When asked which forms of content they wanted to learn more about, respondents chose video (77%) and live video (68%) above all others.
What Should I Do?
The beauty of video is that it doesn’t follow a linear format. You can and should experiment to find the right format for your message and audience’s tastes, as well as to match what you’re trying to accomplish at different stages of the funnel.
If you’re among those eager to learn more about video, our team recently shared some tips for first-time video marketers. And if you’re already exploring this tactic, our Annie Leuman shared examples of brands connecting with audiences through long-form video.
#4 – What about bots?
Facebook Messenger first launched an API for bots back in 2016, but there still aren’t too many marketers wading into this pool. Only 15% of respondents said they’re currently using Facebook Messenger bots as part of their marketing mix. However, 51% said they plan to include this tactic in future marketing.
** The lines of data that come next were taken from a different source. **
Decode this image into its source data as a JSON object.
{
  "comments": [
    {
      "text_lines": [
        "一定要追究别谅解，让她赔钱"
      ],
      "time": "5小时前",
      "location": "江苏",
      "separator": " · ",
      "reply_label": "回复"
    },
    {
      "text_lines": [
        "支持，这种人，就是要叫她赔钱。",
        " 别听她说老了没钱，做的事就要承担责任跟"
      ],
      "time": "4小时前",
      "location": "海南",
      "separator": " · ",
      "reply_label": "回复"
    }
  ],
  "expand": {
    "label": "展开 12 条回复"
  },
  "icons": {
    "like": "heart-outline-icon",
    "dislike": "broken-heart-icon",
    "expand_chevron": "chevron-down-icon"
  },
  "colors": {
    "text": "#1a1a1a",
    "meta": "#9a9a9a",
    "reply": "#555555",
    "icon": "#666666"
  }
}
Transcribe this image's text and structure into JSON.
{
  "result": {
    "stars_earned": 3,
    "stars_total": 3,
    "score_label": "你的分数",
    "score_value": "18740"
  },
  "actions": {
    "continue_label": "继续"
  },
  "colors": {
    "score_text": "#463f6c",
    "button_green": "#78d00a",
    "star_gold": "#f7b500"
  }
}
One does wonder, however, if such plans will be altered by Facebook’s maneuvers to restore faith amid privacy concerns. The company quietly paused the ability of developers to add new chatbots in the wake of the Cambridge Analytica scandal.
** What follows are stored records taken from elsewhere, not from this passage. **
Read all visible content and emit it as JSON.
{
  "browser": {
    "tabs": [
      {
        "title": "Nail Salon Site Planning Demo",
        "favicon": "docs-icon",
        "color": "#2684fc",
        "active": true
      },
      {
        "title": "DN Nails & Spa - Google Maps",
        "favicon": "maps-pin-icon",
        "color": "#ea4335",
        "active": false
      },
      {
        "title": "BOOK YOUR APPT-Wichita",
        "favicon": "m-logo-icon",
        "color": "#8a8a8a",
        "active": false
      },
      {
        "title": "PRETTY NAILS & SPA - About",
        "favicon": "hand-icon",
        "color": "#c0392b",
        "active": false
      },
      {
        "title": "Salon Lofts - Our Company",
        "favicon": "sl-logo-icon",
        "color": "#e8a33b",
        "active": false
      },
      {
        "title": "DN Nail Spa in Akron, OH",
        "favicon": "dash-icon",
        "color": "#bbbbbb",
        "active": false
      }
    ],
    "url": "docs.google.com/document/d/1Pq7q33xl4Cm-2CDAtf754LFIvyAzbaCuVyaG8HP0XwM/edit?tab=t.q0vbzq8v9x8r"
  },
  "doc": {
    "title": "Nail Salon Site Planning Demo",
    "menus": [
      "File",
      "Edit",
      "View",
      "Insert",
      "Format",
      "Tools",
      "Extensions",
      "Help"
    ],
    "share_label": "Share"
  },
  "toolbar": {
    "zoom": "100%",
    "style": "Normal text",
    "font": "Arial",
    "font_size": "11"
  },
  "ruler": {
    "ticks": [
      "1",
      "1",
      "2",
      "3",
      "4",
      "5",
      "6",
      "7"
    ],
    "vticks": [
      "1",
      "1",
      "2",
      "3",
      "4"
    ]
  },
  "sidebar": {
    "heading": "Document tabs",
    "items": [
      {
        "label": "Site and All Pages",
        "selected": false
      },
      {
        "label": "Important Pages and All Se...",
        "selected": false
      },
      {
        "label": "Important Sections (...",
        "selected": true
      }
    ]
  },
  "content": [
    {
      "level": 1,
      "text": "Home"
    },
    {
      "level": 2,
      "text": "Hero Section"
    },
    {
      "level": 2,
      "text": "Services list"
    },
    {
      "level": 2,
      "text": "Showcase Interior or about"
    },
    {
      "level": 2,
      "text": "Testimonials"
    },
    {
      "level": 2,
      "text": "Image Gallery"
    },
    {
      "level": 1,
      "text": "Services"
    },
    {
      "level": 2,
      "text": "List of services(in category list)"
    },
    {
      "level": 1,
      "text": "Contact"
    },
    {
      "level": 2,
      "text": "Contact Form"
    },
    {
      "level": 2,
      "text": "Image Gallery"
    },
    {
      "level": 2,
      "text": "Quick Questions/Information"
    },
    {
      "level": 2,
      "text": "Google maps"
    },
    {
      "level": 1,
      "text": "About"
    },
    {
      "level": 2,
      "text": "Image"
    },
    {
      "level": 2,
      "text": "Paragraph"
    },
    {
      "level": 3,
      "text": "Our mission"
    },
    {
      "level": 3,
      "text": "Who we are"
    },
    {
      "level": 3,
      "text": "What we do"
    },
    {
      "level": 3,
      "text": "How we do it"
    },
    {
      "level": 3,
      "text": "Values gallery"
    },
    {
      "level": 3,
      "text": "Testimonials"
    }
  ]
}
What Should I Do?
This remains a relatively nascent tool for engagement, but it’s worth getting familiar. Why? Because it has the potential to be an “always-on” marketing team member. But like any new feature or technology, you need to be thoughtful and engaged as you develop and launch your plan, as well as monitor
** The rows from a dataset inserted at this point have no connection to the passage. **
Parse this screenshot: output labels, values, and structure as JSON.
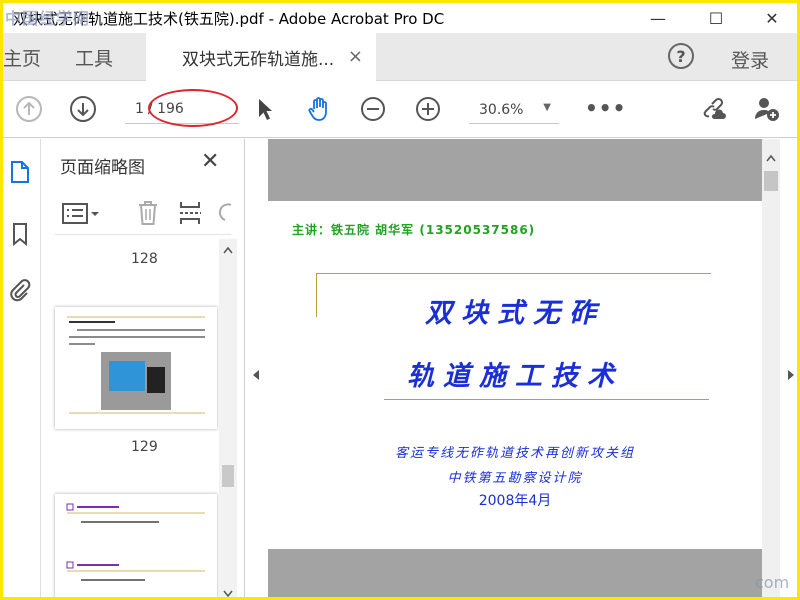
{
  "window": {
    "title": "双块式无砟轨道施工技术(铁五院).pdf - Adobe Acrobat Pro DC",
    "watermark": "中国经学网",
    "minimize": "—",
    "maximize": "☐",
    "close": "✕"
  },
  "tabs": {
    "home": "主页",
    "tools": "工具",
    "document": "双块式无砟轨道施...",
    "close": "×",
    "help": "?",
    "login": "登录"
  },
  "toolbar": {
    "current_page": "1",
    "separator_total": "/ 196",
    "zoom": "30.6%",
    "zoom_caret": "▼",
    "more": "•••"
  },
  "sidebar": {
    "panel_title": "页面缩略图",
    "close": "✕",
    "thumbnails": [
      {
        "page_label": "128"
      },
      {
        "page_label": "129"
      }
    ]
  },
  "document_page": {
    "presenter": "主讲：铁五院 胡华军 (13520537586)",
    "title_line1": "双块式无砟",
    "title_line2": "轨道施工技术",
    "org_line1": "客运专线无砟轨道技术再创新攻关组",
    "org_line2": "中铁第五勘察设计院",
    "date": "2008年4月"
  },
  "corner_watermark": "com"
}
To provide some recognizable context, this blog post does a nice job laying out the similarities and differences between email and messenger bots.
#5 – Measurement moving forward.
Here at TopRank Marketing, we’re big on concrete reporting and analytics, so we’re glad to see 44% of marketers now stating that they’re able to measure ROI from social media activities, up from 38% last year.
That’s still less than half, and only 10% strongly agreed, so there remains considerable room for improvement.
Incidentally, Seb Joseph wrote earlier this month at Digiday that advertisers questioning ROI might be Facebook’s biggest threat.
What Should I Do?
Most of the major social platforms have deep measurement functionality that you might not be utilizing. Make sure to explore back-end dashboards and pinpoint metrics that align with your objectives. Additionally, Sprout Social compiled a list of the best social media analytics tools of 2018.
Most of the major social platforms have deep measurement functionality that you might not be utilizing. Explore back-end dashboards & pinpoint metrics that align with your objectives. – @NickNelsonMN #SocialMediaMarketing Click To Tweet
Solving Social Media Marketing in 2018
The constantly changing dynamics of social media marketing make it an especially challenging landscape to navigate, but the sheer number of users and level of activity make it one that none of us operating in the digital world can afford to ignore.
While the latest Social Media Marketing Industry report points to several areas of of uncertainty and shortcoming, it also shows that marketers are moving in the right direction when it comes to grasping ROI, embracing video, and diversifying their strategies. Hopefully the tips we’ve provided here can help you with these initiatives.
While its standing is still impressively strong, I’ll be curious to see if Facebook loses its dominant footing in the year ahead, and how other players might pivot to take advantage.